Post a-plot-all-cryptic drama
UK Broadcast Sky Atlantic, finished
US Broadcast HBO, finished
Episodes Reviewed 2.01-2.10
Remember magic eye pictures? Those abstract patterns that only formed an image if you “relaxed” your eyes? Season two of The Leftovers is similar. It makes more sense if you stick your fingers in your ears and close your eyes altogether.
The show has been receiving rapturous reviews, even from the likes of The Guardian. It seems being wantonly weird can cut you a lot of slack. Are some critics scared to admit it’s rubbish for fear they’re “missing the point”? Possibly. Much of the time it’s just obtuse for the sake of it.
Season one was decent enough. Quirky, inventive and playful with its storytelling, sure, but very watchable. The show started with 2% of the world’s population vanishing overnight but it was never concerned with the why; instead it intelligently explored how people coped in the aftermath. It also had a fantastic grasp of visual storytelling with many ingenious montage sequences that said so much more than reams of dialogue.

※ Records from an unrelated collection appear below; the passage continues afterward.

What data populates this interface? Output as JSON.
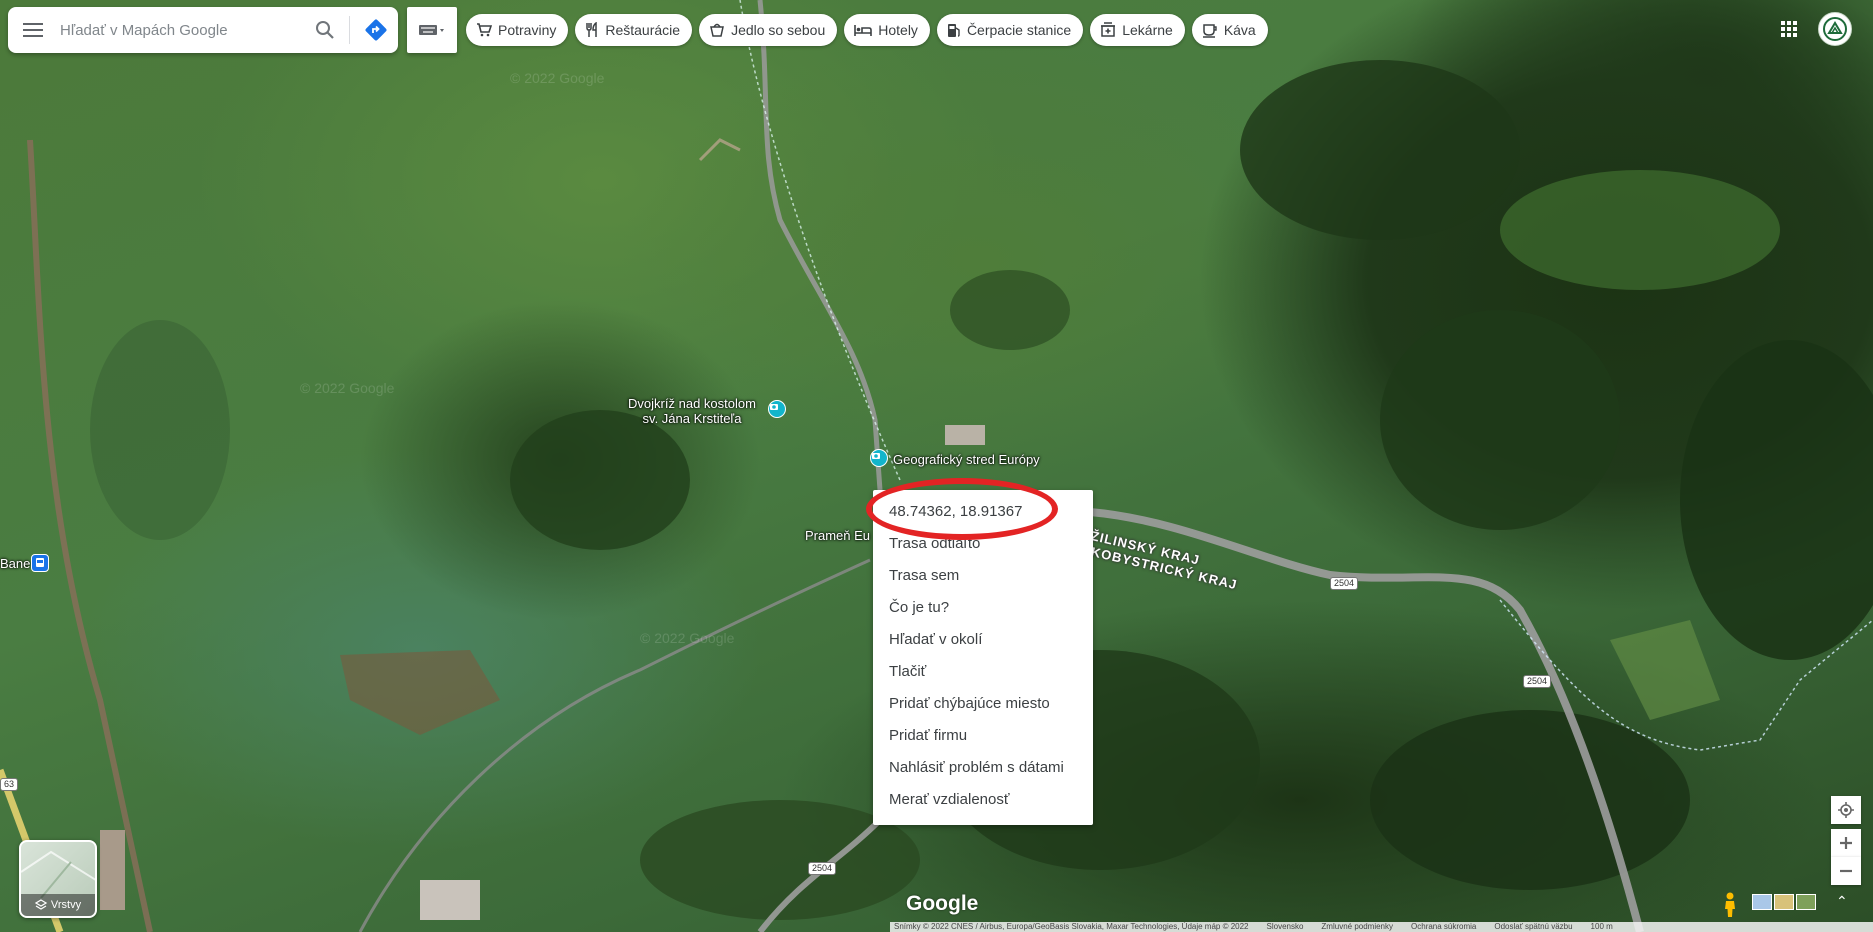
{
  "search": {
    "placeholder": "Hľadať v Mapách Google"
  },
  "chips": [
    {
      "icon": "cart-icon",
      "label": "Potraviny"
    },
    {
      "icon": "cutlery-icon",
      "label": "Reštaurácie"
    },
    {
      "icon": "takeout-icon",
      "label": "Jedlo so sebou"
    },
    {
      "icon": "bed-icon",
      "label": "Hotely"
    },
    {
      "icon": "gas-station-icon",
      "label": "Čerpacie stanice"
    },
    {
      "icon": "pharmacy-icon",
      "label": "Lekárne"
    },
    {
      "icon": "coffee-icon",
      "label": "Káva"
    }
  ],
  "map_labels": {
    "poi_cross": "Dvojkríž nad kostolom\nsv. Jána Krstiteľa",
    "poi_center": "Geografický stred Európy",
    "poi_spring": "Prameň Eu",
    "poi_station": "Bane",
    "region_1": "ŽILINSKÝ KRAJ",
    "region_2": "KOBYSTRICKÝ KRAJ",
    "road_1": "2504",
    "road_2": "2504",
    "road_3": "2504",
    "road_4": "63",
    "watermark": "© 2022 Google"
  },
  "context_menu": {
    "items": [
      "48.74362, 18.91367",
      "Trasa odtiaľto",
      "Trasa sem",
      "Čo je tu?",
      "Hľadať v okolí",
      "Tlačiť",
      "Pridať chýbajúce miesto",
      "Pridať firmu",
      "Nahlásiť problém s dátami",
      "Merať vzdialenosť"
    ]
  },
  "layers": {
    "label": "Vrstvy"
  },
  "logo": "Google",
  "footer": {
    "attribution": "Snímky © 2022 CNES / Airbus, Europa/GeoBasis Slovakia, Maxar Technologies, Údaje máp © 2022",
    "country": "Slovensko",
    "terms": "Zmluvné podmienky",
    "privacy": "Ochrana súkromia",
    "feedback": "Odoslať spätnú väzbu",
    "scale": "100 m"
  },
  "colors": {
    "accent": "#1a73e8",
    "annotation": "#e32424",
    "poi": "#12b5cb"
  }
}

Season two kicks off with an utterly pointless extended sequence with a cavewoman peeing in a river; it’s boring, overlong and introduces more unwanted fantastic elements that muddy the strong, simple central context. Then the plot moves to an entirely new location with a whole new bunch of characters – a town called Miracle where nobody vanished. Finally, some characters we remember from season one show up but events seem to have moved on significantly. From then on in episodes move back and forward in time to fill in gaps and play plotting tricks on the viewers.
Tricks being the pertinent word. The writers probably think they’re being bold and experimental. Mostly they’re just being irritating. The effort that you as a viewer put into keeping track of the weaving, backtracking storylines is rarely rewarded with a decent revelation.

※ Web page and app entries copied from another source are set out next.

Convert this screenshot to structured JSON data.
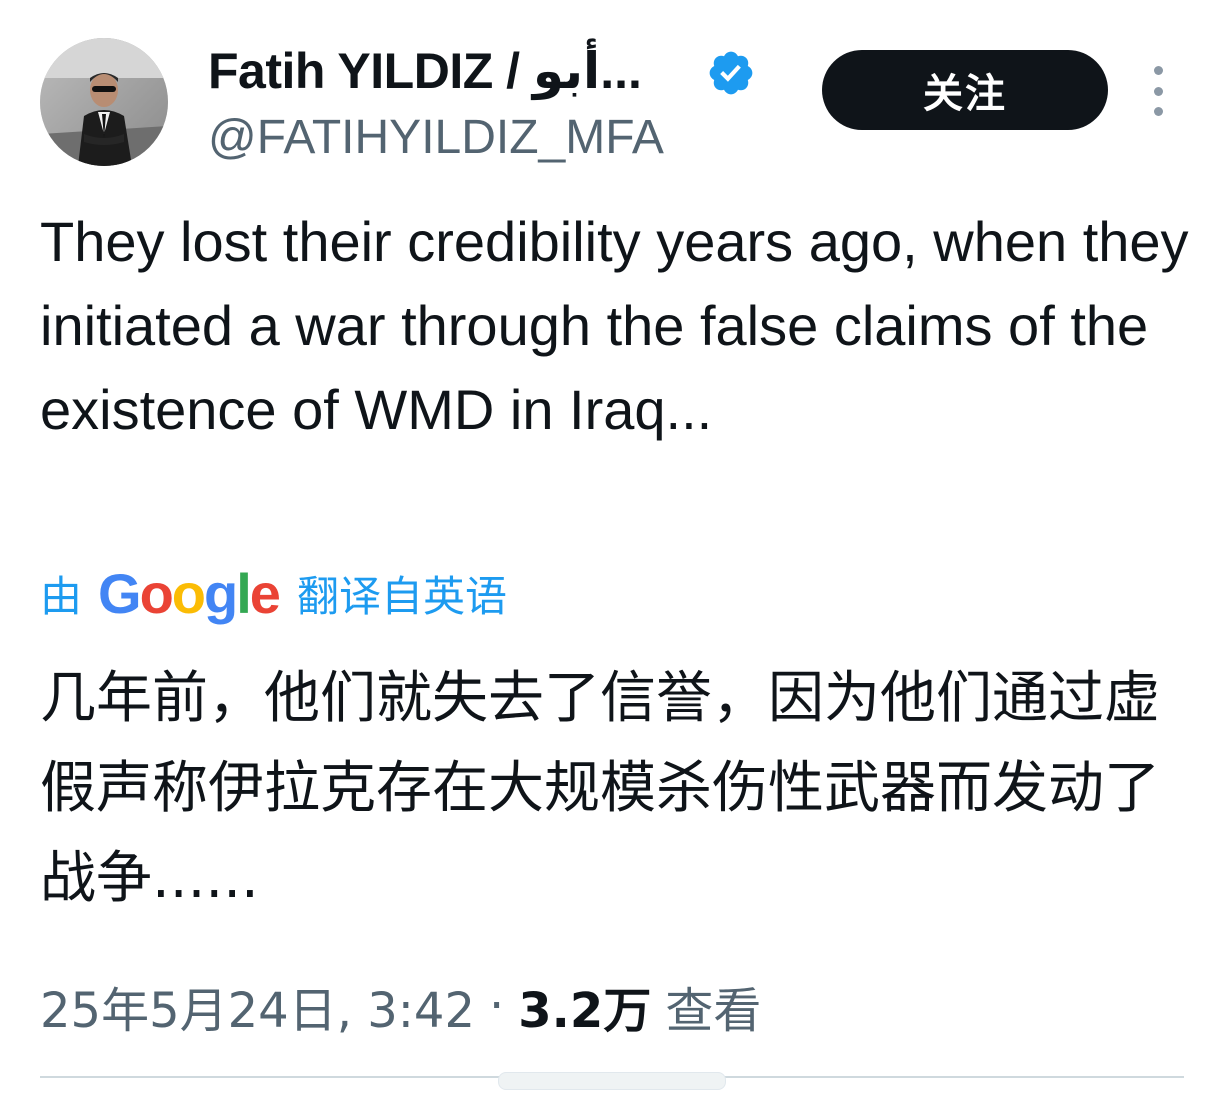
{
  "author": {
    "display_name": "Fatih YILDIZ / أبو...",
    "handle": "@FATIHYILDIZ_MFA",
    "verified": true,
    "verified_color": "#1d9bf0"
  },
  "actions": {
    "follow_label": "关注",
    "more_icon": "more-vertical-icon"
  },
  "tweet": {
    "text": "They lost their credibility years ago, when they initiated a war through the false claims of the existence of WMD in Iraq..."
  },
  "translation": {
    "prefix": "由",
    "provider": "Google",
    "suffix": "翻译自英语",
    "text": "几年前，他们就失去了信誉，因为他们通过虚假声称伊拉克存在大规模杀伤性武器而发动了战争......"
  },
  "meta": {
    "timestamp": "25年5月24日, 3:42",
    "separator": "·",
    "views_count": "3.2万",
    "views_label": "查看"
  },
  "colors": {
    "text_primary": "#0f1419",
    "text_secondary": "#536471",
    "link_blue": "#1d9bf0"
  }
}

There are moments that work, when a plot twist delivers a gut punch or the post-rapture world reveals some other grisly dimension of grimness. It’s stylishly shot and impeccably acted. But ultimately it’s an exercise in elaborate smoke and mirrors. Dave Golder